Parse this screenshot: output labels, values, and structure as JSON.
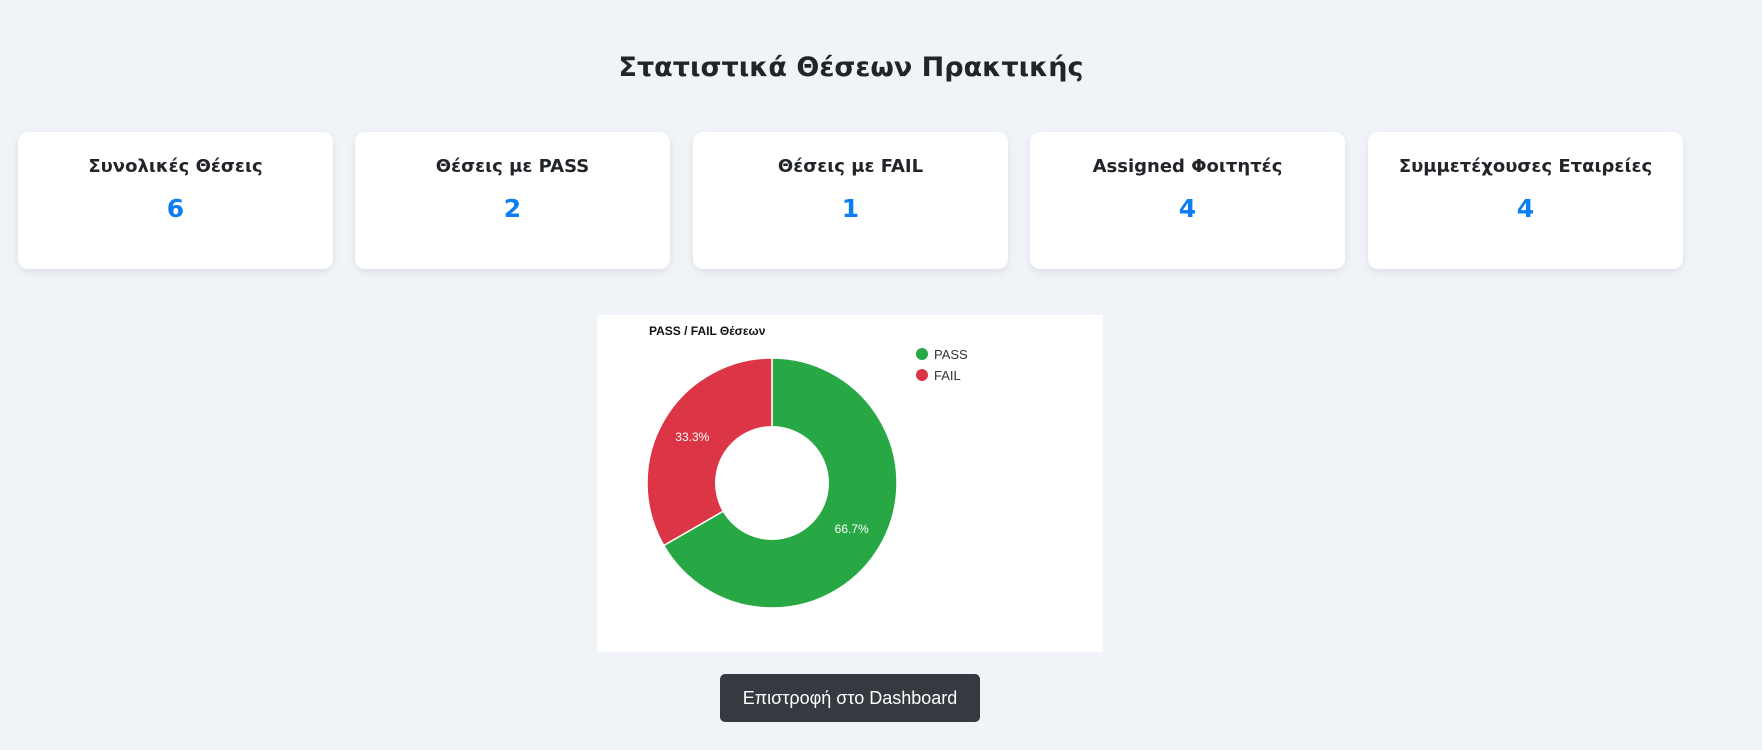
{
  "page": {
    "title": "Στατιστικά Θέσεων Πρακτικής"
  },
  "stats": [
    {
      "label": "Συνολικές Θέσεις",
      "value": "6"
    },
    {
      "label": "Θέσεις με PASS",
      "value": "2"
    },
    {
      "label": "Θέσεις με FAIL",
      "value": "1"
    },
    {
      "label": "Assigned Φοιτητές",
      "value": "4"
    },
    {
      "label": "Συμμετέχουσες Εταιρείες",
      "value": "4"
    }
  ],
  "chart_data": {
    "type": "pie",
    "title": "PASS / FAIL Θέσεων",
    "categories": [
      "PASS",
      "FAIL"
    ],
    "values": [
      2,
      1
    ],
    "labels": [
      "66.7%",
      "33.3%"
    ],
    "colors": [
      "#28a745",
      "#dc3545"
    ],
    "donut": true,
    "legend_position": "top-right"
  },
  "actions": {
    "back_label": "Επιστροφή στο Dashboard"
  }
}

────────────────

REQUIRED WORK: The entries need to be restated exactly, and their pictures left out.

OUTPUT FOR THIS EXERCISE:
Parse this screenshot: output labels, values, and structure as JSON.
{
  "page": {
    "title": "Στατιστικά Θέσεων Πρακτικής"
  },
  "stats": [
    {
      "label": "Συνολικές Θέσεις",
      "value": "6"
    },
    {
      "label": "Θέσεις με PASS",
      "value": "2"
    },
    {
      "label": "Θέσεις με FAIL",
      "value": "1"
    },
    {
      "label": "Assigned Φοιτητές",
      "value": "4"
    },
    {
      "label": "Συμμετέχουσες Εταιρείες",
      "value": "4"
    }
  ],
  "chart_data": {
    "type": "pie",
    "title": "PASS / FAIL Θέσεων",
    "categories": [
      "PASS",
      "FAIL"
    ],
    "values": [
      2,
      1
    ],
    "labels": [
      "66.7%",
      "33.3%"
    ],
    "colors": [
      "#28a745",
      "#dc3545"
    ],
    "donut": true,
    "legend_position": "top-right"
  },
  "actions": {
    "back_label": "Επιστροφή στο Dashboard"
  }
}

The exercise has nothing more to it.